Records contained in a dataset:

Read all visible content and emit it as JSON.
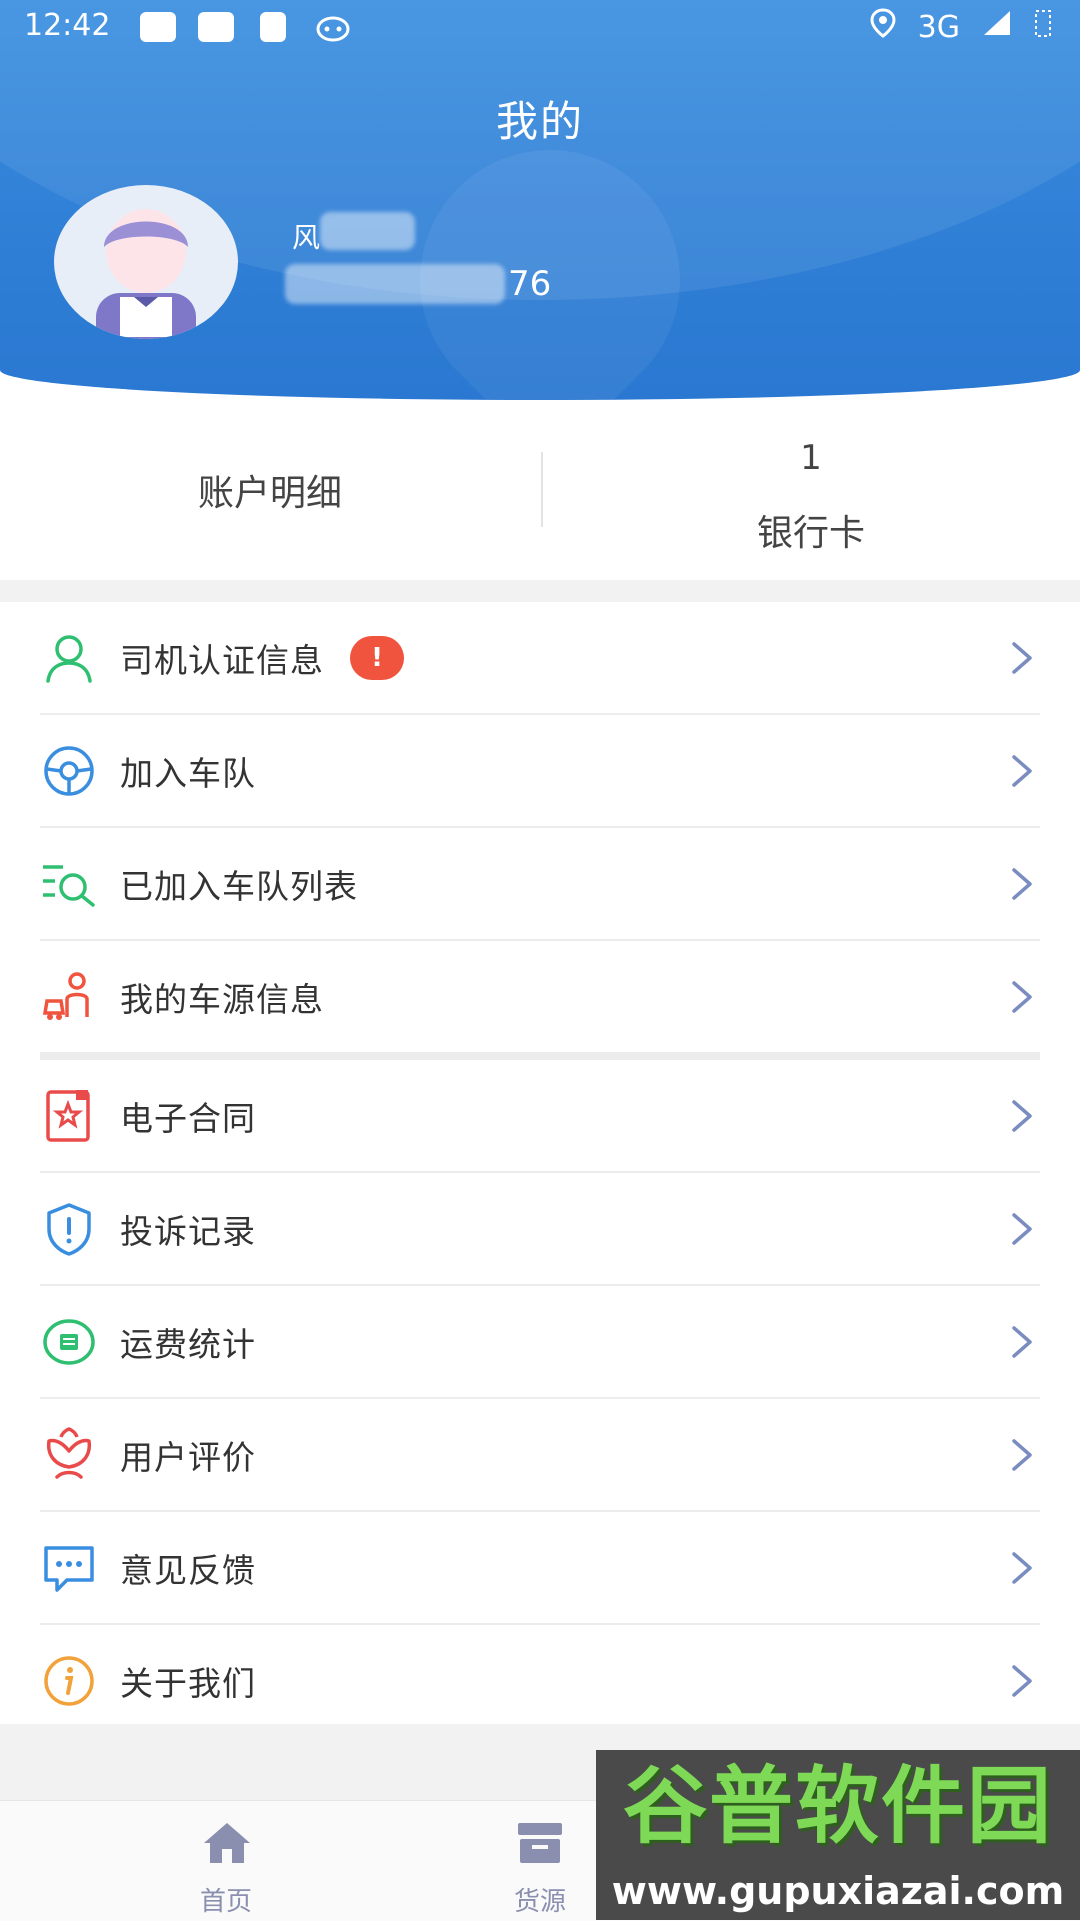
{
  "status_bar": {
    "time": "12:42",
    "network": "3G"
  },
  "header": {
    "title": "我的"
  },
  "user": {
    "name_prefix": "风",
    "phone_suffix": "76"
  },
  "account": {
    "detail_label": "账户明细",
    "bank_count": "1",
    "bank_label": "银行卡"
  },
  "menu": [
    {
      "label": "司机认证信息",
      "icon": "person-icon",
      "badge": "!"
    },
    {
      "label": "加入车队",
      "icon": "steering-wheel-icon"
    },
    {
      "label": "已加入车队列表",
      "icon": "list-search-icon"
    },
    {
      "label": "我的车源信息",
      "icon": "driver-car-icon"
    },
    {
      "label": "电子合同",
      "icon": "contract-icon"
    },
    {
      "label": "投诉记录",
      "icon": "shield-alert-icon"
    },
    {
      "label": "运费统计",
      "icon": "freight-stats-icon"
    },
    {
      "label": "用户评价",
      "icon": "flower-icon"
    },
    {
      "label": "意见反馈",
      "icon": "chat-bubble-icon"
    },
    {
      "label": "关于我们",
      "icon": "info-icon"
    }
  ],
  "bottom_nav": [
    {
      "label": "首页",
      "icon": "home-icon"
    },
    {
      "label": "货源",
      "icon": "cargo-icon"
    }
  ],
  "watermark": {
    "title": "谷普软件园",
    "url": "www.gupuxiazai.com"
  },
  "colors": {
    "header_blue": "#2f7fd6",
    "badge_red": "#f0533e",
    "icon_green": "#2fbf71",
    "icon_blue": "#3a8ee0",
    "icon_red": "#e94b4b",
    "icon_orange": "#f2a23a",
    "nav_gray": "#8a8fb0"
  }
}
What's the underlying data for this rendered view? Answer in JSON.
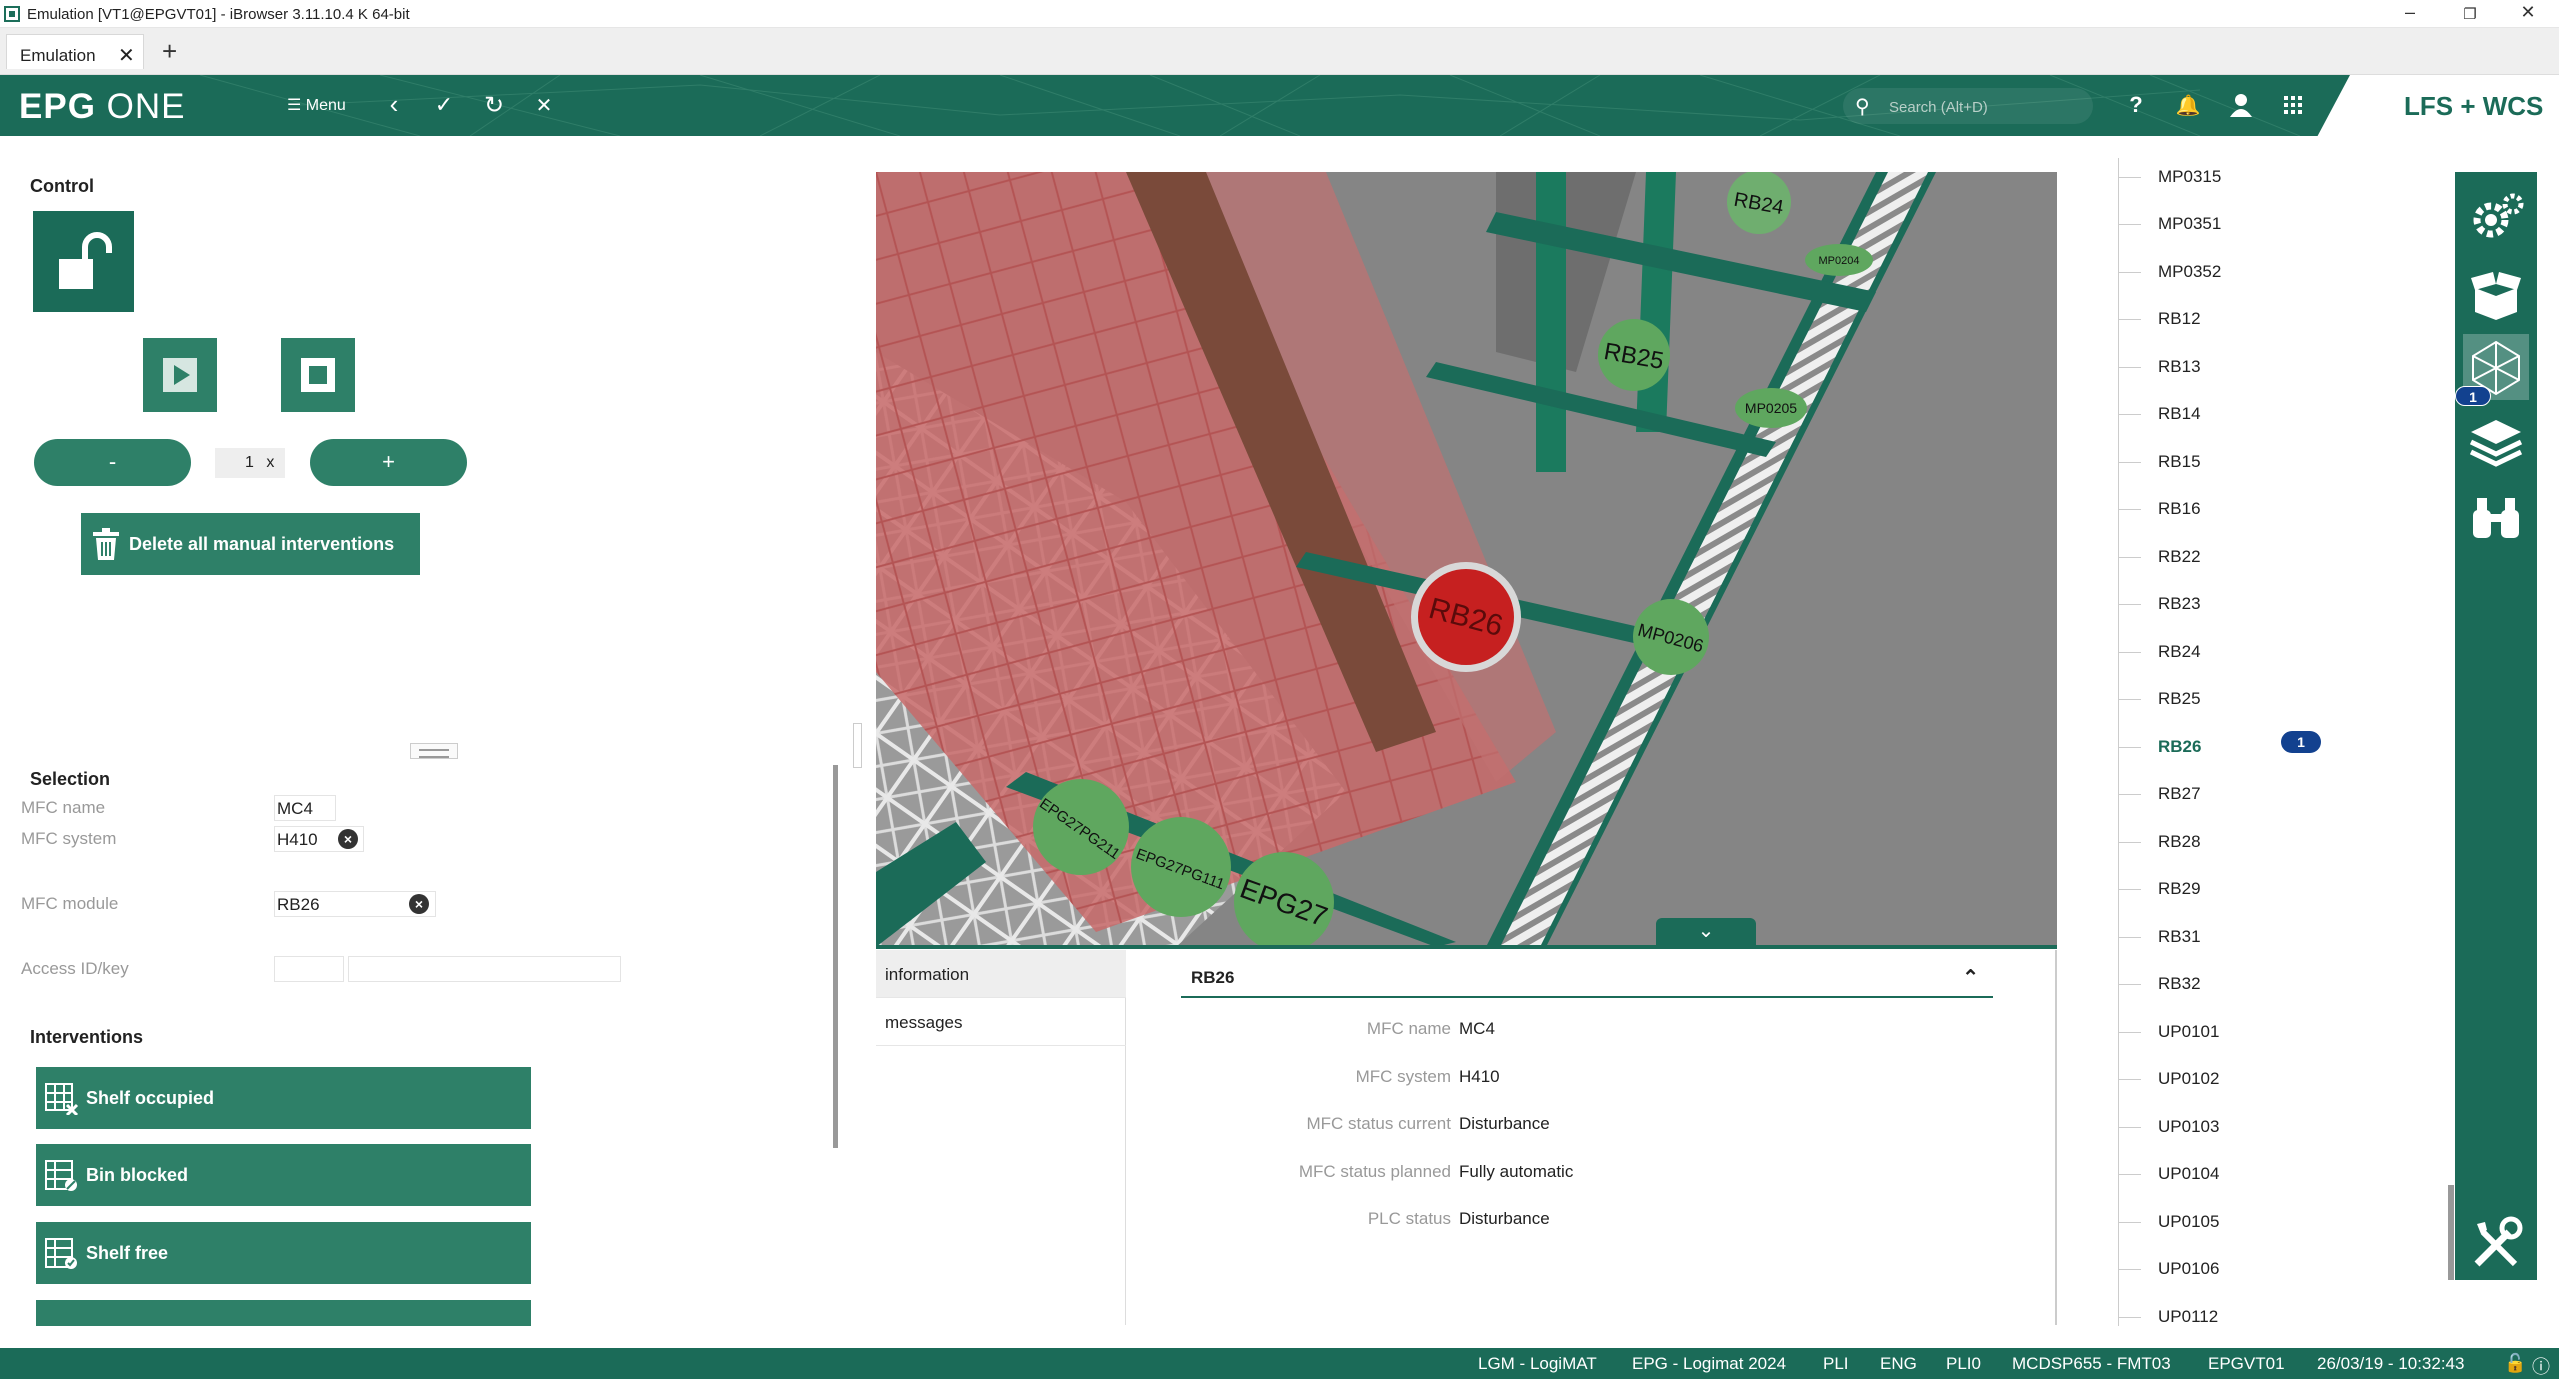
{
  "window": {
    "title": "Emulation [VT1@EPGVT01] - iBrowser 3.11.10.4 K 64-bit"
  },
  "tabs": [
    {
      "label": "Emulation"
    }
  ],
  "appbar": {
    "logo_bold": "EPG",
    "logo_light": "ONE",
    "menu_label": "Menu",
    "search_placeholder": "Search (Alt+D)",
    "brand": "LFS + WCS"
  },
  "control": {
    "title": "Control",
    "minus_label": "-",
    "plus_label": "+",
    "speed_value": "1",
    "speed_unit": "x",
    "delete_label": "Delete all manual interventions"
  },
  "selection": {
    "title": "Selection",
    "mfc_name_label": "MFC name",
    "mfc_name_value": "MC4",
    "mfc_system_label": "MFC system",
    "mfc_system_value": "H410",
    "mfc_module_label": "MFC module",
    "mfc_module_value": "RB26",
    "access_label": "Access ID/key"
  },
  "interventions": {
    "title": "Interventions",
    "items": [
      "Shelf occupied",
      "Bin blocked",
      "Shelf free"
    ]
  },
  "scene_labels": {
    "rb24": "RB24",
    "rb25": "RB25",
    "rb26": "RB26",
    "mp0204": "MP0204",
    "mp0205": "MP0205",
    "mp0206": "MP0206",
    "epg27pg211": "EPG27PG211",
    "epg27pg111": "EPG27PG111",
    "epg27": "EPG27"
  },
  "info_tabs": [
    "information",
    "messages"
  ],
  "detail": {
    "header": "RB26",
    "rows": [
      {
        "label": "MFC name",
        "value": "MC4"
      },
      {
        "label": "MFC system",
        "value": "H410"
      },
      {
        "label": "MFC status current",
        "value": "Disturbance"
      },
      {
        "label": "MFC status planned",
        "value": "Fully automatic"
      },
      {
        "label": "PLC status",
        "value": "Disturbance"
      }
    ]
  },
  "module_list": {
    "items": [
      "MP0315",
      "MP0351",
      "MP0352",
      "RB12",
      "RB13",
      "RB14",
      "RB15",
      "RB16",
      "RB22",
      "RB23",
      "RB24",
      "RB25",
      "RB26",
      "RB27",
      "RB28",
      "RB29",
      "RB31",
      "RB32",
      "UP0101",
      "UP0102",
      "UP0103",
      "UP0104",
      "UP0105",
      "UP0106",
      "UP0112"
    ],
    "selected": "RB26",
    "selected_badge": "1"
  },
  "rail": {
    "layers_badge": "1"
  },
  "statusbar": {
    "items": [
      "LGM - LogiMAT",
      "EPG - Logimat 2024",
      "PLI",
      "ENG",
      "PLI0",
      "MCDSP655 - FMT03",
      "EPGVT01",
      "26/03/19 - 10:32:43"
    ]
  },
  "colors": {
    "primary": "#1b6b58",
    "button": "#2e8068",
    "badge": "#12418f",
    "alarm": "#c62020"
  }
}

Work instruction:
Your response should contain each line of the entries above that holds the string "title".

Reply to the task:
    "title": "我的"
    "title": "谷普软件园",
    "title": "Emulation [VT1@EPGVT01] - iBrowser 3.11.10.4 K 64-bit"
    "title": "Control",
    "title": "Selection",
    "title": "Interventions",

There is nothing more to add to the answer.